Task:
The expected output is every line from the one containing "Serialize everything readable" to the end of the data below, exactly, and no other line.

Provided data:
+--
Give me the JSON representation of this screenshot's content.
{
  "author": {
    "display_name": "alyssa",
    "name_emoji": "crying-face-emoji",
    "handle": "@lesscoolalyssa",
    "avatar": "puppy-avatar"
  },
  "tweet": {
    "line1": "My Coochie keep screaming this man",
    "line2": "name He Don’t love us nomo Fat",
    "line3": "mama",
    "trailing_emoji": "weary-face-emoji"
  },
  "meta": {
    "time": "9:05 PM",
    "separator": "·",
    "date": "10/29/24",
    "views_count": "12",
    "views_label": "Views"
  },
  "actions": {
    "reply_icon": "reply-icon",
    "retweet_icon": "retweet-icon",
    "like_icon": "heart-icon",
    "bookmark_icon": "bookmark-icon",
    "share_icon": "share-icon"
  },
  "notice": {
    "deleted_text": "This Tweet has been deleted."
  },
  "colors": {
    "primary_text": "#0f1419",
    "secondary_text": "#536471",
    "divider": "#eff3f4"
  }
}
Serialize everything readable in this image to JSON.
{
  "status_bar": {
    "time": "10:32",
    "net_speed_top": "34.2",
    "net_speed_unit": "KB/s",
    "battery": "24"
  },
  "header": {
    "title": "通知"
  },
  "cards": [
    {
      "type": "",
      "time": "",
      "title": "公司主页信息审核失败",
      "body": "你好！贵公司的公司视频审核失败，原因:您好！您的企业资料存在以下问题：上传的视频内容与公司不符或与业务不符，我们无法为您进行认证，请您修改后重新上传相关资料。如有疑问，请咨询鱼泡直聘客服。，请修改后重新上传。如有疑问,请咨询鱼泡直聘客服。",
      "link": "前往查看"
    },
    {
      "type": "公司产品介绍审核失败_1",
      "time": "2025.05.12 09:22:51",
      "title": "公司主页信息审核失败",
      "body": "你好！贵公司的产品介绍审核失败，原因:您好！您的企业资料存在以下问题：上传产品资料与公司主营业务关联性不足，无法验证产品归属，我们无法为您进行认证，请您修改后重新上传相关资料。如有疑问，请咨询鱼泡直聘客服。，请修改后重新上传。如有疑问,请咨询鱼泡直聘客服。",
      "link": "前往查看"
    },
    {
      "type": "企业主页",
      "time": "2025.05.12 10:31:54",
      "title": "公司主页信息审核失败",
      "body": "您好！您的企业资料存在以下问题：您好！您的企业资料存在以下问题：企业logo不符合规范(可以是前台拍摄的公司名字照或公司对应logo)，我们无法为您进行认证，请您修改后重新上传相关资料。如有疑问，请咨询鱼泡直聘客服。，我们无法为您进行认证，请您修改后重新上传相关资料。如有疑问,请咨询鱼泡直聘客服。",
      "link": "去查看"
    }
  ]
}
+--
Response below:
Serialize everything readable in this image to JSON.
{
  "status_bar": {
    "time": "10:32",
    "net_speed_top": "34.2",
    "net_speed_unit": "KB/s",
    "battery": "24"
  },
  "header": {
    "title": "通知"
  },
  "cards": [
    {
      "type": "",
      "time": "",
      "title": "公司主页信息审核失败",
      "body": "你好！贵公司的公司视频审核失败，原因:您好！您的企业资料存在以下问题：上传的视频内容与公司不符或与业务不符，我们无法为您进行认证，请您修改后重新上传相关资料。如有疑问，请咨询鱼泡直聘客服。，请修改后重新上传。如有疑问,请咨询鱼泡直聘客服。",
      "link": "前往查看"
    },
    {
      "type": "公司产品介绍审核失败_1",
      "time": "2025.05.12 09:22:51",
      "title": "公司主页信息审核失败",
      "body": "你好！贵公司的产品介绍审核失败，原因:您好！您的企业资料存在以下问题：上传产品资料与公司主营业务关联性不足，无法验证产品归属，我们无法为您进行认证，请您修改后重新上传相关资料。如有疑问，请咨询鱼泡直聘客服。，请修改后重新上传。如有疑问,请咨询鱼泡直聘客服。",
      "link": "前往查看"
    },
    {
      "type": "企业主页",
      "time": "2025.05.12 10:31:54",
      "title": "公司主页信息审核失败",
      "body": "您好！您的企业资料存在以下问题：您好！您的企业资料存在以下问题：企业logo不符合规范(可以是前台拍摄的公司名字照或公司对应logo)，我们无法为您进行认证，请您修改后重新上传相关资料。如有疑问，请咨询鱼泡直聘客服。，我们无法为您进行认证，请您修改后重新上传相关资料。如有疑问,请咨询鱼泡直聘客服。",
      "link": "去查看"
    }
  ]
}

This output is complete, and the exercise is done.